In the pocket of a waistcoat worn by Williams was found a French knife of peculiar construction, exceedingly sharp. Now it was stated by the surgeon who examined the bodies that some weapon other than a razor had been used, and this French knife was a very possible instrument for the perpetration of such murders.

It was also shown that after the murder of the Marrs, Williams cut off his whiskers. Significant also was another incident. About half-past one on the night of the first murder he came into his bedroom, where also slept some Germans. The Germans were reading in bed.

“For Heaven’s sake put out that light!” growled Williams fiercely, “or something will happen!”

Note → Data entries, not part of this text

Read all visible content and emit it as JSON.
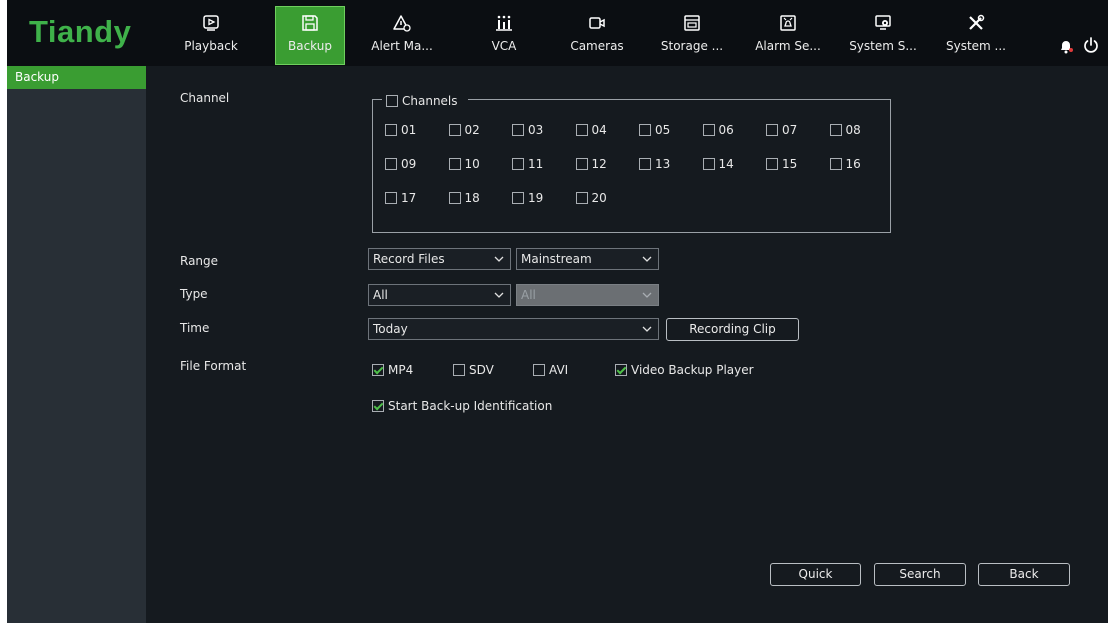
{
  "brand": {
    "logo": "Tiandy",
    "accent": "#3a9d32"
  },
  "nav": [
    {
      "label": "Playback",
      "icon": "playback-icon"
    },
    {
      "label": "Backup",
      "icon": "backup-icon",
      "active": true
    },
    {
      "label": "Alert Ma...",
      "icon": "alert-icon"
    },
    {
      "label": "VCA",
      "icon": "vca-icon"
    },
    {
      "label": "Cameras",
      "icon": "camera-icon"
    },
    {
      "label": "Storage ...",
      "icon": "storage-icon"
    },
    {
      "label": "Alarm Se...",
      "icon": "alarm-icon"
    },
    {
      "label": "System S...",
      "icon": "system-settings-icon"
    },
    {
      "label": "System ...",
      "icon": "tools-icon"
    }
  ],
  "sidebar": {
    "items": [
      {
        "label": "Backup",
        "active": true
      }
    ]
  },
  "form": {
    "channel_label": "Channel",
    "channels_all_label": "Channels",
    "channels": [
      "01",
      "02",
      "03",
      "04",
      "05",
      "06",
      "07",
      "08",
      "09",
      "10",
      "11",
      "12",
      "13",
      "14",
      "15",
      "16",
      "17",
      "18",
      "19",
      "20"
    ],
    "range_label": "Range",
    "range_value": "Record Files",
    "stream_value": "Mainstream",
    "type_label": "Type",
    "type_value": "All",
    "subtype_value": "All",
    "time_label": "Time",
    "time_value": "Today",
    "recording_clip": "Recording Clip",
    "file_format_label": "File Format",
    "formats": [
      {
        "label": "MP4",
        "checked": true
      },
      {
        "label": "SDV",
        "checked": false
      },
      {
        "label": "AVI",
        "checked": false
      },
      {
        "label": "Video Backup Player",
        "checked": true
      }
    ],
    "identification": {
      "label": "Start Back-up Identification",
      "checked": true
    }
  },
  "buttons": {
    "quick": "Quick",
    "search": "Search",
    "back": "Back"
  }
}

The next morning a fellow lodger told him about the murder.

“I know it!” he said surlily.

This was, to say the least, remarkable, for he was at that time in bed and had not been out for anyone to tell him the news.

A tremendous crowd assembled to see him taken to the court for his second examination, but they were disappointed. The murderer had hanged himself the night before in Coldbath Fields Prison.

John Williams, one of the most atrocious criminals in the annals of crime, thus cheated the hangman.

It is a curious thing that, despite his blood-thirstiness and callous heart, he had a peculiarly soft voice. At his first examination he asked the daughter of one of the witnesses, called to identify him, whether she would be afraid if she woke up at night and found him standing at her bedside. Her answer was:

“Not if I knew it was you, Mr. Williams.”

Williams received the penalty meted out not so many years ago to a suicide. He was buried at a crossroads​—​in this case, at the point where the New Road crosses the end of Ratcliff Highway, and Cannon Street Road begins​—​and a stake was driven through his body. Sir Thomas Lawrence made a water-colour sketch of the miscreant, which for some years was to be seen at the Room of Horrors at Madame Tussaud’s and may be there still.